Security (IPSec), mentioned briefly in previous sections, is
essentially a mechanism for establishing end-to-end encryption of all
data packets sent between computers. IPSec operates at Layer 3 of the
OSI model and subsequently uses encrypted packets for all traffic
IPSec is often considered
to be one of the best ways to secure the traffic generated in an
environment, and is useful for securing servers and workstations both in
high-risk Internet access scenarios and also in private network
configurations for an enhanced layer of security.
Understanding the IPSec Principle
The basic principle of IPSec
is this: All traffic between clients—whether initiated by applications,
the operating system, services, and so on—is entirely encrypted by
IPSec, which then puts its own header on each packet and sends the
packets to the destination server to be decrypted. Because every piece
of data is encrypted, this prevents electronic eavesdropping, or
listening in on a network in an attempt to gain unauthorized access to
Several functional IPSec
deployments are available, and some of the more promising ones are
actually built in to the network interface cards (NICs) of each
computer, performing encryption and decryption without the operating
system knowing what is going on. Aside from these alternatives, Windows
Server 2008 R2 includes a robust IPSec implementation by default, which
can be configured to use a PKI certificate network.
Detailing Key IPSec Functionality
in Windows Server 2008 R2 provides for the following key functionality
that, when combined, provides for one of the most secure solutions
available for client/server encryption:
All information sent from one IPSec machine to another is thoroughly
encrypted by such algorithms as 3DES, which effectively prevents the
unauthorized viewing of sensitive data.
The integrity of IPSec packets is enforced through ESP headers, which
verify that the information contained within an IPSec packet has not
been tampered with.
IPSec prevents streams of captured packets from being resent, known as a
“replay” attack, blocking such methods of obtaining unauthorized access
to a system by mimicking a valid user’s response to server requests.
IPSec utilizes certificates or Kerberos authentication to ensure that
the sender of an IPSec packet is actually an authorized user.
Windows Server 2008 R2’s implementation of IPSec now allows for IPSec
to be routed through current Network Address Translation (NAT)
implementations, a concept that will be defined more thoroughly in the
Diffie-Hellman 2048-bit key support—
Virtually unbreakable Diffie-Hellman 2048-bit key lengths are supported
in Windows Server 2008 R2’s IPSec implementation, essentially ensuring
that the IPSec key cannot be broken.
Exploring IPSec NAT Traversal
As previously mentioned,
IPSec in Windows Server 2008 R2 supports the concept of Network Address
Translation Traversal (NAT-T). Understanding how NAT-T works first
requires a full understanding of the need for NAT itself.
Translation (NAT) was developed simply because not enough IP addresses
were available for all the clients on the Internet. Because of this,

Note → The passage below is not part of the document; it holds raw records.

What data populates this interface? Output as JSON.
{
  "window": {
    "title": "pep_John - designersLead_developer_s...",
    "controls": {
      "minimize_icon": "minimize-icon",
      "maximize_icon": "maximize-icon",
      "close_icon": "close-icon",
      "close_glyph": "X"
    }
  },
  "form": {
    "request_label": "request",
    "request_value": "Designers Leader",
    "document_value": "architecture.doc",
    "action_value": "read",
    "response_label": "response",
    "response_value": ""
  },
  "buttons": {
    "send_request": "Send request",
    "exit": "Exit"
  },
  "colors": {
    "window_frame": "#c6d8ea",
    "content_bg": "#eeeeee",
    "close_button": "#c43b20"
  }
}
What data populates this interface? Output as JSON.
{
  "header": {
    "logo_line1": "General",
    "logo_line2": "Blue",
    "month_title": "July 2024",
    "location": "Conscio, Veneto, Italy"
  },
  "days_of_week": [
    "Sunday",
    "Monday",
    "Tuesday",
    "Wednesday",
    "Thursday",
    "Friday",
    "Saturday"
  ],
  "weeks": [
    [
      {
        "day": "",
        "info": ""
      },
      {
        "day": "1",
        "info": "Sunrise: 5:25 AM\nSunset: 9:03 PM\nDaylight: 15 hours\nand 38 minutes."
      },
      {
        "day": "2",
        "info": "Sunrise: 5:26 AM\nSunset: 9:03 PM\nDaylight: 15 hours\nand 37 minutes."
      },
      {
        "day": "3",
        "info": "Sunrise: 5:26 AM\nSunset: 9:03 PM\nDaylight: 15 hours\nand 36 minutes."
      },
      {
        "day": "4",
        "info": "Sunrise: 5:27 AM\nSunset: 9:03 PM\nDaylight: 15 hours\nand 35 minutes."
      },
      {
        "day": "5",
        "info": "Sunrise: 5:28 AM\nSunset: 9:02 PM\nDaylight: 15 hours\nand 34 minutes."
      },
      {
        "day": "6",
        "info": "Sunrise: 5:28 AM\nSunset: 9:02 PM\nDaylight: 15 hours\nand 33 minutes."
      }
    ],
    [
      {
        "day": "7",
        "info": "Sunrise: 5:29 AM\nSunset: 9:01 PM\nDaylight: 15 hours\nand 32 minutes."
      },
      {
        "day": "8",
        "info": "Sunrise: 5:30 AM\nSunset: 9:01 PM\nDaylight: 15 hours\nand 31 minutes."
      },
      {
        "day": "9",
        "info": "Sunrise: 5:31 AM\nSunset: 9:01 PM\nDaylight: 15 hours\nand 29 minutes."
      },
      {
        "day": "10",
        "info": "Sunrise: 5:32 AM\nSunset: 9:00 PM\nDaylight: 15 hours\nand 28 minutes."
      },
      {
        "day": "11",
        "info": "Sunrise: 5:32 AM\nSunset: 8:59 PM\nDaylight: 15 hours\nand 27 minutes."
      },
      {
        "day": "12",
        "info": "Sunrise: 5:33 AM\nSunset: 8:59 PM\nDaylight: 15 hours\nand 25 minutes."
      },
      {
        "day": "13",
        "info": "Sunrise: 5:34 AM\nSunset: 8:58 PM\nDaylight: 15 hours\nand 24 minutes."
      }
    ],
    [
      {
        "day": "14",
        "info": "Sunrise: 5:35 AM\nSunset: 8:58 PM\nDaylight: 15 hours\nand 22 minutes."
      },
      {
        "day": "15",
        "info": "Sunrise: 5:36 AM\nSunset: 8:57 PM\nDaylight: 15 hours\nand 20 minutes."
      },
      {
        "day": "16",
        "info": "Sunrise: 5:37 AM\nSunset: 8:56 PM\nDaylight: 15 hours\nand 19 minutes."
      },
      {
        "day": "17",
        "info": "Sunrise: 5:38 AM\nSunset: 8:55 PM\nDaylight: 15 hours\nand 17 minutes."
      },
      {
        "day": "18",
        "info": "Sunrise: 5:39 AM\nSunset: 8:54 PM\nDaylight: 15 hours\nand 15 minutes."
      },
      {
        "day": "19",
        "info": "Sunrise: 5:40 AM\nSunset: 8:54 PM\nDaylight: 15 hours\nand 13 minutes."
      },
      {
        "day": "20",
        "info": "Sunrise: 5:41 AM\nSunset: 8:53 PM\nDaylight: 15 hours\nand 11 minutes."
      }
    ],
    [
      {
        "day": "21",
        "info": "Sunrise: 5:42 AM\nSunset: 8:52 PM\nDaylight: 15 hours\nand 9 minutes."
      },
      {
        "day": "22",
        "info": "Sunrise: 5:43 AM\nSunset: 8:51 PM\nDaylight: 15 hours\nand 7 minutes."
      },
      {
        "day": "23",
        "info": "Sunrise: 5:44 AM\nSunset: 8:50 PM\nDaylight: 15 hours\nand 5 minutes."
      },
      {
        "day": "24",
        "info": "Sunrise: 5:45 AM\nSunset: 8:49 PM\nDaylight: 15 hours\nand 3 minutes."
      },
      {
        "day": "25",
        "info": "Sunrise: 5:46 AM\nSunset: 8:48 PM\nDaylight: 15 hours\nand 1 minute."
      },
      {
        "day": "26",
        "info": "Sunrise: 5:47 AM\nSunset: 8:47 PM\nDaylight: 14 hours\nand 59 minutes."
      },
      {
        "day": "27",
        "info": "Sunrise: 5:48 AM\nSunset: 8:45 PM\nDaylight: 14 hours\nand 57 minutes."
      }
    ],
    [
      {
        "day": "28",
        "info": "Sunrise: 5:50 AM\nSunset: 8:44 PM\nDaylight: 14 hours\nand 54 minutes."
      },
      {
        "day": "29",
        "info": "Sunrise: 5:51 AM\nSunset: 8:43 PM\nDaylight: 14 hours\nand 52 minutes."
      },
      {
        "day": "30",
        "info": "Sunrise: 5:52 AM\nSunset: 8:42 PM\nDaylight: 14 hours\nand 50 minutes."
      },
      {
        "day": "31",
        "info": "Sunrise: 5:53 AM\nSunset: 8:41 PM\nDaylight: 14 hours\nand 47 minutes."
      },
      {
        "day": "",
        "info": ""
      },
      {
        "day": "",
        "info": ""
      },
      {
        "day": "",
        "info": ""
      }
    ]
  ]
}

private IP ranges were established (10.x.x.x, 192.168.x.x, and so on) to
allow all clients in an organization to have a unique IP address in

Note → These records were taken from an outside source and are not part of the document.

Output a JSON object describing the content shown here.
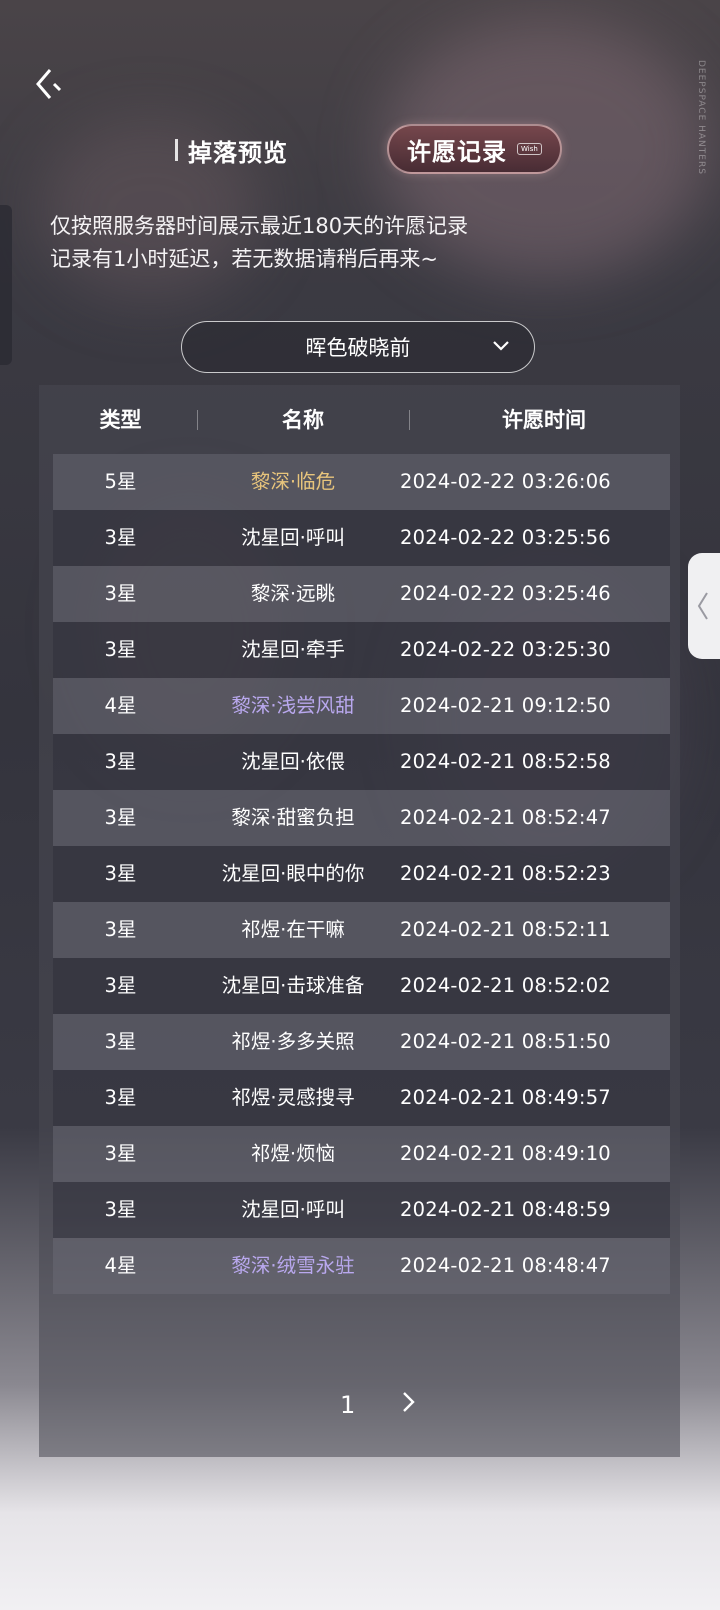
{
  "brand_vertical": "DEEPSPACE HANTERS",
  "tabs": {
    "drop_preview": "掉落预览",
    "wish_record": "许愿记录",
    "wish_record_tag": "Wish"
  },
  "notice": {
    "line1": "仅按照服务器时间展示最近180天的许愿记录",
    "line2": "记录有1小时延迟，若无数据请稍后再来~"
  },
  "pool_select": {
    "value": "晖色破晓前"
  },
  "table": {
    "headers": {
      "type": "类型",
      "name": "名称",
      "time": "许愿时间"
    },
    "rows": [
      {
        "type": "5星",
        "name": "黎深·临危",
        "time": "2024-02-22 03:26:06",
        "rarity": 5
      },
      {
        "type": "3星",
        "name": "沈星回·呼叫",
        "time": "2024-02-22 03:25:56",
        "rarity": 3
      },
      {
        "type": "3星",
        "name": "黎深·远眺",
        "time": "2024-02-22 03:25:46",
        "rarity": 3
      },
      {
        "type": "3星",
        "name": "沈星回·牵手",
        "time": "2024-02-22 03:25:30",
        "rarity": 3
      },
      {
        "type": "4星",
        "name": "黎深·浅尝风甜",
        "time": "2024-02-21 09:12:50",
        "rarity": 4
      },
      {
        "type": "3星",
        "name": "沈星回·依偎",
        "time": "2024-02-21 08:52:58",
        "rarity": 3
      },
      {
        "type": "3星",
        "name": "黎深·甜蜜负担",
        "time": "2024-02-21 08:52:47",
        "rarity": 3
      },
      {
        "type": "3星",
        "name": "沈星回·眼中的你",
        "time": "2024-02-21 08:52:23",
        "rarity": 3
      },
      {
        "type": "3星",
        "name": "祁煜·在干嘛",
        "time": "2024-02-21 08:52:11",
        "rarity": 3
      },
      {
        "type": "3星",
        "name": "沈星回·击球准备",
        "time": "2024-02-21 08:52:02",
        "rarity": 3
      },
      {
        "type": "3星",
        "name": "祁煜·多多关照",
        "time": "2024-02-21 08:51:50",
        "rarity": 3
      },
      {
        "type": "3星",
        "name": "祁煜·灵感搜寻",
        "time": "2024-02-21 08:49:57",
        "rarity": 3
      },
      {
        "type": "3星",
        "name": "祁煜·烦恼",
        "time": "2024-02-21 08:49:10",
        "rarity": 3
      },
      {
        "type": "3星",
        "name": "沈星回·呼叫",
        "time": "2024-02-21 08:48:59",
        "rarity": 3
      },
      {
        "type": "4星",
        "name": "黎深·绒雪永驻",
        "time": "2024-02-21 08:48:47",
        "rarity": 4
      }
    ]
  },
  "pagination": {
    "current": "1"
  },
  "icons": {
    "back": "back-chevron-icon",
    "dropdown": "chevron-down-icon",
    "next": "chevron-right-icon",
    "side": "chevron-left-icon"
  },
  "colors": {
    "five_star": "#e8c57c",
    "four_star": "#b9a8ee",
    "three_star": "#ffffff"
  }
}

their own private space. These IP addresses were designed to not route
through the public IP address space, and a mechanism was needed to
translate them into a valid, unique public IP address.
NAT was developed to fill
this role. It normally resides on firewall servers or routers to provide
for NAT capabilities between private and public networks. Routing and
Remote Access Service (RRAS) for Windows Server 2008 R2 provides NAT
capabilities as well.
Because the construction of
the IPSec packet does not allow for NAT addresses, IPSec traffic has, in
the past, simply been dropped at NAT servers, as there is no way to
physically route the information to the proper destination. This posed
major barriers to the widespread implementation of IPSec because many of
the clients on the Internet today are addressed via NAT.
NAT Traversal (or
NAT-T), which was introduced in Windows Server 2008 and is available in
Windows Server 2008 R2’s IPSec implementation, was jointly developed as
an Internet standard by Microsoft and Cisco Systems. NAT-T works by
sensing that a NAT connection will need to be traversed and subsequently
encapsulating the entire IPSec packet into a UDP packet with a normal
UDP header. NAT-T handles UDP packets flawlessly, and they are
subsequently routed to the proper address on the other side of the NAT.
NAT Traversal works well but
requires that both ends of the IPSec transaction understand the protocol
so as to properly pull the IPSec packet out of the UDP encapsulation.
With the latest IPSec client and server, NAT-T becomes a reality and is
positioned to make IPSec into a much bigger success than it is today.
NAT-T was developed to keep
current NAT technologies in place without changes. However, some
implementations of NAT have attempted to make IPSec work natively across
the translation without NAT-T. Disabling this functionality with NAT-T
might not be wise, however—it might interfere with IPSec because both
NAT-T and the NAT firewall will be attempting to overcome the NAT